Online advertisers also felt that a requirement that users affirmatively consent to secondary uses of data where such use was not disclosed at the time of initial collection would stifle investment in future innovative uses of data. If the FTC ultimately decides to regulate users of marketing data and other non-identifiable or non-sensitive data, commenters urged the FTC maintain the existing system of meaningful notice and the ability to opt-out.
G. DATA ACCESS, CORRECION OR ACCURACY STANDARDS
Although online advertisers support increased consumer education and transparency of data collection practices, they argued the record does not justify the imposing mandatory data access and correction standards for marketing data. While marketing databases maintain information about individuals, marketers only seek to understand the general characteristics of the individuals to whom they are marketing. And many marketing databases do not contain any individual information. Instead, marketing data is compiled at the geographic or household level, rather than at the personal level, and the data is estimated or presented in ranges. Commenters also noted that the costs of implementing such a regime significantly outweigh the potential harm to the consumer, which amounts to the inconvenience of receiving an irrelevant offer. Finally, the comments drew a clear line between marketing data, which does not need a correction mechanism, and highly sensitive data – such as a consumer credit reports – which they agree demands a robust access and correction regime.

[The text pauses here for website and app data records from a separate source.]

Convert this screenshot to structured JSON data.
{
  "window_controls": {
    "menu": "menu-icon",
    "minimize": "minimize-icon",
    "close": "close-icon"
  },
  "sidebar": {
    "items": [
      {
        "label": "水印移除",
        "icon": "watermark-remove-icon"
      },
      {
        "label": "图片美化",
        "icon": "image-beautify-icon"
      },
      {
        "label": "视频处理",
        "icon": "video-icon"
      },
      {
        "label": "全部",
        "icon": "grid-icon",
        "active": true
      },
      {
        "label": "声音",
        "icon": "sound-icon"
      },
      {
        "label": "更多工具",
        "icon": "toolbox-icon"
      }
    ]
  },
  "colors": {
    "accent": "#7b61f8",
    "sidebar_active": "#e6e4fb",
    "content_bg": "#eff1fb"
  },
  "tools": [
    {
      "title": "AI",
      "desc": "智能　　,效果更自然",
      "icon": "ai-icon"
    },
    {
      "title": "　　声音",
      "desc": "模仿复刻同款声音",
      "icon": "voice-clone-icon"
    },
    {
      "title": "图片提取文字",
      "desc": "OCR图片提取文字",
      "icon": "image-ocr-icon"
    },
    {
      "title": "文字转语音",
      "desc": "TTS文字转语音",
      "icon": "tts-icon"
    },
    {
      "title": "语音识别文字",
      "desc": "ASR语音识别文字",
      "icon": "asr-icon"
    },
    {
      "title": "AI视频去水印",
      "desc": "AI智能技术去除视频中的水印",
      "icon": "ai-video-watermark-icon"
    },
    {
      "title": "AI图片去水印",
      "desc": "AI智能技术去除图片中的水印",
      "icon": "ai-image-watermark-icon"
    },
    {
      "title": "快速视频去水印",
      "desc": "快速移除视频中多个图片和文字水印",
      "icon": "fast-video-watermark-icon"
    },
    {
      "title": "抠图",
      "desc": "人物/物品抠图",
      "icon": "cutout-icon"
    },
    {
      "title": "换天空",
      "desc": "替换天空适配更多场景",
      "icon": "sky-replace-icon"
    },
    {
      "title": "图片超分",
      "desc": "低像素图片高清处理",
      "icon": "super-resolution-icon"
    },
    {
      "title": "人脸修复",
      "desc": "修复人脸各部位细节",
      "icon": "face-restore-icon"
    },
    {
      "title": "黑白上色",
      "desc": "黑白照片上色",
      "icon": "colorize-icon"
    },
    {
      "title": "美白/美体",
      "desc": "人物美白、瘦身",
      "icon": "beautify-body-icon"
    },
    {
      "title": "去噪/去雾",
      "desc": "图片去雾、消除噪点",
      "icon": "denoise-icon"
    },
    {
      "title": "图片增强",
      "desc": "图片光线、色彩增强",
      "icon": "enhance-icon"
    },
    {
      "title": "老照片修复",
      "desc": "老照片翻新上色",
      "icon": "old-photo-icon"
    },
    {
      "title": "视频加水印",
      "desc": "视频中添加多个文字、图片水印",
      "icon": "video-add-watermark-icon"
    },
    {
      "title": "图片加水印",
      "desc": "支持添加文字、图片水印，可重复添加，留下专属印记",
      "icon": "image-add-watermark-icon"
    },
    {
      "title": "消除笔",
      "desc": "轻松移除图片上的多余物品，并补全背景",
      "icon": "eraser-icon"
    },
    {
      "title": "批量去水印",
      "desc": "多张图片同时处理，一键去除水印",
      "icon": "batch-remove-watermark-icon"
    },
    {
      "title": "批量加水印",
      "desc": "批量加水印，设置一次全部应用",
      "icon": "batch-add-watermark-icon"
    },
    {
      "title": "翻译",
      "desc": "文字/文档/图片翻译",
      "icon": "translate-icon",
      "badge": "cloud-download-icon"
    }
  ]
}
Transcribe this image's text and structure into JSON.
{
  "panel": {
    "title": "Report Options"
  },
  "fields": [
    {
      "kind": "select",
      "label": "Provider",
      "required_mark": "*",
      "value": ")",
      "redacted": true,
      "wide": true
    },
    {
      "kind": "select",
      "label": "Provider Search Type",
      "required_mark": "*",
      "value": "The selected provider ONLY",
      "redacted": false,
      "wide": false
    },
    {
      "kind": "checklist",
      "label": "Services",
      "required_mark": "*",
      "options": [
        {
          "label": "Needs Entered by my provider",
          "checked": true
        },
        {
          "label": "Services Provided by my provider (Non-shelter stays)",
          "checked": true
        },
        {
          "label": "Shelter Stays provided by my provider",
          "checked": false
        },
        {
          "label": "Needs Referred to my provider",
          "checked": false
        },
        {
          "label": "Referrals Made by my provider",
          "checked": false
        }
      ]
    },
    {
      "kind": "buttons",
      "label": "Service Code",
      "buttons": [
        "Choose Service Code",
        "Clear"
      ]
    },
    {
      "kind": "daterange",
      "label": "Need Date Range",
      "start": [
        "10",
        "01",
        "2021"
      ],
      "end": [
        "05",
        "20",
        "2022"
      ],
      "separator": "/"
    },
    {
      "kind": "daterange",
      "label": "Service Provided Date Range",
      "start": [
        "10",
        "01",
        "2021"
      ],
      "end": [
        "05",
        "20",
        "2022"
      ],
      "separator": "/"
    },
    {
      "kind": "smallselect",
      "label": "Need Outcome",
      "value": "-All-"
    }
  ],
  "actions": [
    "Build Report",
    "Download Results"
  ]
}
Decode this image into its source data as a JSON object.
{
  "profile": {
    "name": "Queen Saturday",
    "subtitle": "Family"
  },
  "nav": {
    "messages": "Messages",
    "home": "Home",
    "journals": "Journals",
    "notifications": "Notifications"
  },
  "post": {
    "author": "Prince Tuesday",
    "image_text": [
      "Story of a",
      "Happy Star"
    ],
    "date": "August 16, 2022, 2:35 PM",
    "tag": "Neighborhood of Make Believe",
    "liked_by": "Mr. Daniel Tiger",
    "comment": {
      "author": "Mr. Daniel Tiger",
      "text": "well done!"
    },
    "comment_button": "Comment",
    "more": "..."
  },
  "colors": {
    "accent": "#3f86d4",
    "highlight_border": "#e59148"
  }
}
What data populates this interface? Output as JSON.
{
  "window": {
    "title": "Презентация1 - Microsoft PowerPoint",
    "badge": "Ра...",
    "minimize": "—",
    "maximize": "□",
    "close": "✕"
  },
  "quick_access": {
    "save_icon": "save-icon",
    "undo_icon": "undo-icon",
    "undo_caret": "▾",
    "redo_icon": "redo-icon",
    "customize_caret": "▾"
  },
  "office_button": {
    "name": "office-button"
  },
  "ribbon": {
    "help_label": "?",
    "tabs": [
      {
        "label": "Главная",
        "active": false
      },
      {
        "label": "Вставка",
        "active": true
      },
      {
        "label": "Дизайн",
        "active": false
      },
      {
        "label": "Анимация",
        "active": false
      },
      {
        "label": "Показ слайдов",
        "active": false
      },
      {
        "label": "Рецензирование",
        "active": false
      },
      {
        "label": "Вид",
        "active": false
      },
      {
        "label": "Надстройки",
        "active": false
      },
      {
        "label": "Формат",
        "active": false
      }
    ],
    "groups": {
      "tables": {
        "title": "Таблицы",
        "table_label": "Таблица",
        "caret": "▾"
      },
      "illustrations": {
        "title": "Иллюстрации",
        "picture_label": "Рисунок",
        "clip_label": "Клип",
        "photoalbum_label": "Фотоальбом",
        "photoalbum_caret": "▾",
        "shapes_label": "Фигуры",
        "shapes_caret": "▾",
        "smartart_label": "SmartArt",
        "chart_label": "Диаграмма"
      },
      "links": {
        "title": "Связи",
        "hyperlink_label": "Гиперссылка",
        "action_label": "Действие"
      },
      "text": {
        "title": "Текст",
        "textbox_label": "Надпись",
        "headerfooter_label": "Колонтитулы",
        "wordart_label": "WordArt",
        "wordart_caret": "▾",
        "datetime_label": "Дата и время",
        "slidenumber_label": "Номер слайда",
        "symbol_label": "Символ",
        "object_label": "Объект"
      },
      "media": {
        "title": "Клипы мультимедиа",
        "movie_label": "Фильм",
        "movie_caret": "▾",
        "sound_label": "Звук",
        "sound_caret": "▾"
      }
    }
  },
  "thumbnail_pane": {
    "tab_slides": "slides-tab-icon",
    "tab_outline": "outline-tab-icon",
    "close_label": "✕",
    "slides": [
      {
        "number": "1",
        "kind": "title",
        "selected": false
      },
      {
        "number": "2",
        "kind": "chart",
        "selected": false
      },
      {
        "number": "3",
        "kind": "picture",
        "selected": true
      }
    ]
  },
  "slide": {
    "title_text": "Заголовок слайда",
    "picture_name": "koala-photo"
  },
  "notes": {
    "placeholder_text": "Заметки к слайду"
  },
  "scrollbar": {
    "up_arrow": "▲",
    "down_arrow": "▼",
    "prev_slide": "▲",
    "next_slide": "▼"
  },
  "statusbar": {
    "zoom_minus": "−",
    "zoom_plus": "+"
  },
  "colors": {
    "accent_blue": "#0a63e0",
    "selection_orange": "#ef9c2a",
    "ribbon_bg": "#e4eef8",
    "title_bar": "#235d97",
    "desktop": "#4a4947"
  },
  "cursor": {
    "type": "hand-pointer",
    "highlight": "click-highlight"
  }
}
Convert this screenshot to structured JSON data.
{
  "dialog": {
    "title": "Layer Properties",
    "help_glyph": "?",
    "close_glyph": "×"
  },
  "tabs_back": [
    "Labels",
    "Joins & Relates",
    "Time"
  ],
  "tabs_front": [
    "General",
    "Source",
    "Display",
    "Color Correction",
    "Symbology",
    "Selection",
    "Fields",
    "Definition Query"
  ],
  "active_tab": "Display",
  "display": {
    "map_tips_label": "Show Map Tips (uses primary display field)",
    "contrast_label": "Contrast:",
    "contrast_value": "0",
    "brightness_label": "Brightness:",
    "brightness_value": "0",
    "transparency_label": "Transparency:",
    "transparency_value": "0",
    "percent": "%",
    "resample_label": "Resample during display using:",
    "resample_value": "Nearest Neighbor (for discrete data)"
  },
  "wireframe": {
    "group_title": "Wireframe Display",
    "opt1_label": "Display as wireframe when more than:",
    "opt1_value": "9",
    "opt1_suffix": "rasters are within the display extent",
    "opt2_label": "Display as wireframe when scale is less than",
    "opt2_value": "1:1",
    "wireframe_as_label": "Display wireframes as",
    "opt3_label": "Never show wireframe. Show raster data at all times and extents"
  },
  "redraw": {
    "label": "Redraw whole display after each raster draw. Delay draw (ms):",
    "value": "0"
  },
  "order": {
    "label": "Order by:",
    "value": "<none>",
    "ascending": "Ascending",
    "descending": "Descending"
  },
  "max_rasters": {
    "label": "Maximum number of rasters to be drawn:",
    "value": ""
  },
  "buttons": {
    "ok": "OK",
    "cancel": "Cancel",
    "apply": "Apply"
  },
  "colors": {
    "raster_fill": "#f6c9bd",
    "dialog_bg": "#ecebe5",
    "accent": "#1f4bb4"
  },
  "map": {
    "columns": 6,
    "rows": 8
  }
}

H. DATA RETENTION
Commenters generally supported the idea that data should only be retained for as long as there is a legitimate business purpose, but opposed any attempt to regulate specific retention times. It could be detrimental to businesses and consumers to prescribe specific retention periods. The reasons for a company to retain data, and for consumers to want a company to retain their data, are very fact-specific and commenters pointed out that their may be valid business reasons (such as a consumer request) for businesses to keep data for longer periods of time. Rather than prescribe specific retention periods, commenters recommend that the industry and the FTC continue to promote sound data security practices so that all data, regardless of the period of time for which it is kept, remains secure.